→ WHAT IS EXPECTED: Take each line from the material below that includes the string "requests" and copy it.

→ EXTRACTED RECORDS:
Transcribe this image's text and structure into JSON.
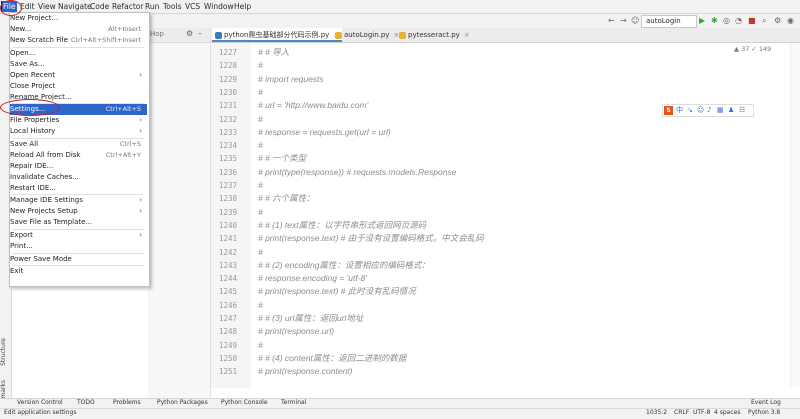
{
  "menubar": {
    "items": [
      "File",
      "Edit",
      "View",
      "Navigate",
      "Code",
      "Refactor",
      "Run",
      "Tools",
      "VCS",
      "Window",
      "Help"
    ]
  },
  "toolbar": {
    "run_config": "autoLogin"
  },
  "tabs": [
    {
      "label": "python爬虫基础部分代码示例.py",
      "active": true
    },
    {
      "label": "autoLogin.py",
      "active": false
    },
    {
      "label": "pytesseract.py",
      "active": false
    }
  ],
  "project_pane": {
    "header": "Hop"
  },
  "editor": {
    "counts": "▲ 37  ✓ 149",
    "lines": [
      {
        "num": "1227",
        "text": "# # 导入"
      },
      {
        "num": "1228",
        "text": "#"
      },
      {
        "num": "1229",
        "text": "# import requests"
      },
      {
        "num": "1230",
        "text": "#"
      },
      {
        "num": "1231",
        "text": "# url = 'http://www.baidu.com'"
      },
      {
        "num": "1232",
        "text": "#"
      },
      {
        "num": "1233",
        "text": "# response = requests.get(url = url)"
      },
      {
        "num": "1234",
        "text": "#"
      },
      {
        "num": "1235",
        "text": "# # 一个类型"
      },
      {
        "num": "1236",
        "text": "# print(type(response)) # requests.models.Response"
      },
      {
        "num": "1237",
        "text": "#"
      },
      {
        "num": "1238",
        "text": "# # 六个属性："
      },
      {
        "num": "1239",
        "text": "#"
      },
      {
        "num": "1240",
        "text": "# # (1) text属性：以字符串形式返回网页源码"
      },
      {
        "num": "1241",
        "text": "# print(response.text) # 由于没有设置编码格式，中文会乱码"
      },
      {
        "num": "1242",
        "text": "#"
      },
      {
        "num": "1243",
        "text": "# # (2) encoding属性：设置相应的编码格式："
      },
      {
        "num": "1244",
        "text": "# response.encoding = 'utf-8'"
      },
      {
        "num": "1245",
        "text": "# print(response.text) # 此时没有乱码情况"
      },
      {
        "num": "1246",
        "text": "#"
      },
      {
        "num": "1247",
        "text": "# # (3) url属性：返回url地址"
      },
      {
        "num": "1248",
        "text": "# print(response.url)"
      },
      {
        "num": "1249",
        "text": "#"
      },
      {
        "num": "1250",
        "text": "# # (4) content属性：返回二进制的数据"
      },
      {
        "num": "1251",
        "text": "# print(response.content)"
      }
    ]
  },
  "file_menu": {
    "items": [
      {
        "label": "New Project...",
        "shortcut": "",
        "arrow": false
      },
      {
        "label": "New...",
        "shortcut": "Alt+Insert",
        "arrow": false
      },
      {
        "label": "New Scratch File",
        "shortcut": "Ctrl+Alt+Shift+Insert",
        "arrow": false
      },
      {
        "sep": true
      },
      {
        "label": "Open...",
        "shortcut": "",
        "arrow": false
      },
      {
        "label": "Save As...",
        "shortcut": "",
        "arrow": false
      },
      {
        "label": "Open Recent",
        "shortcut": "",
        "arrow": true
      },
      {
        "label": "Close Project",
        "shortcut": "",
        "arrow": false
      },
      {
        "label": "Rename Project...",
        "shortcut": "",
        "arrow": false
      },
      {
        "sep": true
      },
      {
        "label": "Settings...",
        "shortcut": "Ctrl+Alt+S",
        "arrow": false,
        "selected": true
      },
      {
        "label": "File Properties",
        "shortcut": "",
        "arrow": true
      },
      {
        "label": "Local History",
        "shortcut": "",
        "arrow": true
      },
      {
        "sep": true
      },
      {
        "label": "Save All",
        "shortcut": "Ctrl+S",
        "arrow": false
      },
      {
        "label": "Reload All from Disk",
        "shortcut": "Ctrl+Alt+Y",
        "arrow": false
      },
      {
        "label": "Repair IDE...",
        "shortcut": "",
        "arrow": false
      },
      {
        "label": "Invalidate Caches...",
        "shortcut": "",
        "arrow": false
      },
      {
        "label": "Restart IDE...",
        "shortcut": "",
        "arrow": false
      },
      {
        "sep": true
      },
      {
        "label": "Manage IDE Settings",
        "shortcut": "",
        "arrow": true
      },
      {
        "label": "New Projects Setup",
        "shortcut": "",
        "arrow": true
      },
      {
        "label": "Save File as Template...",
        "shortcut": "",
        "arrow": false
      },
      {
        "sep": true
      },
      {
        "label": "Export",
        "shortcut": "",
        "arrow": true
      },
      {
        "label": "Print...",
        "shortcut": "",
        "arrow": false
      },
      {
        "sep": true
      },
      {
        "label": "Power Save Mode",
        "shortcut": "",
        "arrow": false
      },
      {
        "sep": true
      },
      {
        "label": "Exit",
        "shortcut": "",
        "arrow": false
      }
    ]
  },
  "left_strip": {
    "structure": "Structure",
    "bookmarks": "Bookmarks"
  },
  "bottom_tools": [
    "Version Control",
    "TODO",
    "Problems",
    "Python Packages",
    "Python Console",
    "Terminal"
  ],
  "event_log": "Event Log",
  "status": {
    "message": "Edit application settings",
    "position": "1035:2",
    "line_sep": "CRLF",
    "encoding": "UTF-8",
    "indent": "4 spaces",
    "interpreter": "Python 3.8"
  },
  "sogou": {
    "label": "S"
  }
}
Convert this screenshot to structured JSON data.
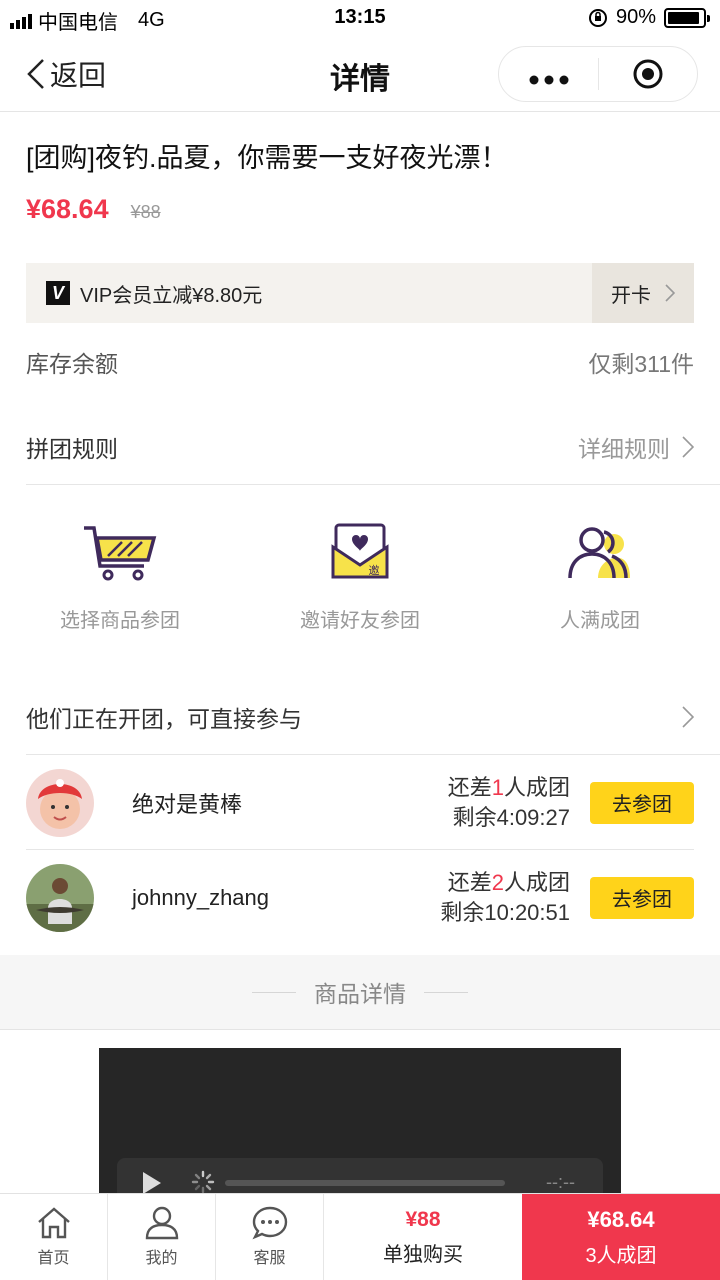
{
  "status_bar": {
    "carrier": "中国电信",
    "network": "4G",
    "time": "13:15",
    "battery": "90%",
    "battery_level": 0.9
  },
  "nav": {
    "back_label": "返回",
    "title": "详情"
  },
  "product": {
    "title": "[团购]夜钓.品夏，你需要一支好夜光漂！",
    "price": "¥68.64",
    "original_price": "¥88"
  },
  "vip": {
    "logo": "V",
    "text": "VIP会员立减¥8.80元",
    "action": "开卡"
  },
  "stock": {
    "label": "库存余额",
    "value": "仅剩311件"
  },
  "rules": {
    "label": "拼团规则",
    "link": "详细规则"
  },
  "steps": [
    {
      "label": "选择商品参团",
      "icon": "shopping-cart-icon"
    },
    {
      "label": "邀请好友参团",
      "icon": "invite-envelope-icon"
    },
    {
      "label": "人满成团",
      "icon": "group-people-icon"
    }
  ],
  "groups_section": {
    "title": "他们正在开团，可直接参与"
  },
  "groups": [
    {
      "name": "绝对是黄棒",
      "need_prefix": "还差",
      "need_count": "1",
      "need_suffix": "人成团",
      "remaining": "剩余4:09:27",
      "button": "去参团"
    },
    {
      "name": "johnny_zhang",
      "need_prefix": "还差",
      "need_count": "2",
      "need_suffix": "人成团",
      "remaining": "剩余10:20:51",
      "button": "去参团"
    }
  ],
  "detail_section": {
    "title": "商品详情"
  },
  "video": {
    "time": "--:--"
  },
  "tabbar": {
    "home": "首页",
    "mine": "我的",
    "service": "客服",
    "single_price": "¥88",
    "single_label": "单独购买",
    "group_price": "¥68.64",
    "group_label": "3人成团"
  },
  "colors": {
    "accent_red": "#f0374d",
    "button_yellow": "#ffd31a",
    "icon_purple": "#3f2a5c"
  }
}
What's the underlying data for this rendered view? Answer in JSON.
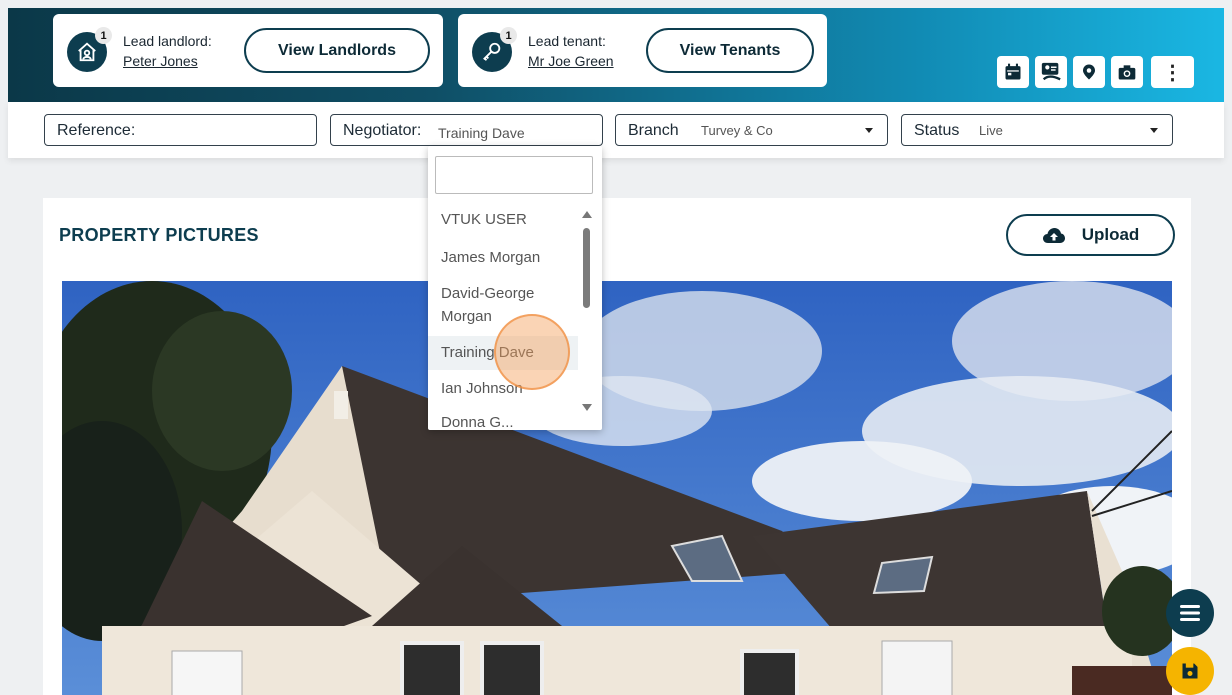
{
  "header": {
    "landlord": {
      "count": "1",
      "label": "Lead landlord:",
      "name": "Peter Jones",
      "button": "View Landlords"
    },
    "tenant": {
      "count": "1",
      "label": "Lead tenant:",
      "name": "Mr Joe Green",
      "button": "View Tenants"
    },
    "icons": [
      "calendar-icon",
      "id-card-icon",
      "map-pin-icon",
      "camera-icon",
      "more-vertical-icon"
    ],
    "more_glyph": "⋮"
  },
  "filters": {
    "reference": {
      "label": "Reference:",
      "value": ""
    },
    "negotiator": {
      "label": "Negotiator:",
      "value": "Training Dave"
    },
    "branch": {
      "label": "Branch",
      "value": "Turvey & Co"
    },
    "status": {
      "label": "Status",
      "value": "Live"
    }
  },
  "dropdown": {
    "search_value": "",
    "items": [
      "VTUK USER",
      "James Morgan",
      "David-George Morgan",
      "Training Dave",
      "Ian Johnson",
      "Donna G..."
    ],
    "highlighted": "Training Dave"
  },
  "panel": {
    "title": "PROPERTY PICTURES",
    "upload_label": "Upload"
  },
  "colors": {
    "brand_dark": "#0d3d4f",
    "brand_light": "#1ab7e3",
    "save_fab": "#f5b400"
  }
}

→ ANSWER BELOW:
        "text": "# import requests"
        "text": "# response = requests.get(url = url)"
        "text": "# print(type(response)) # requests.models.Response"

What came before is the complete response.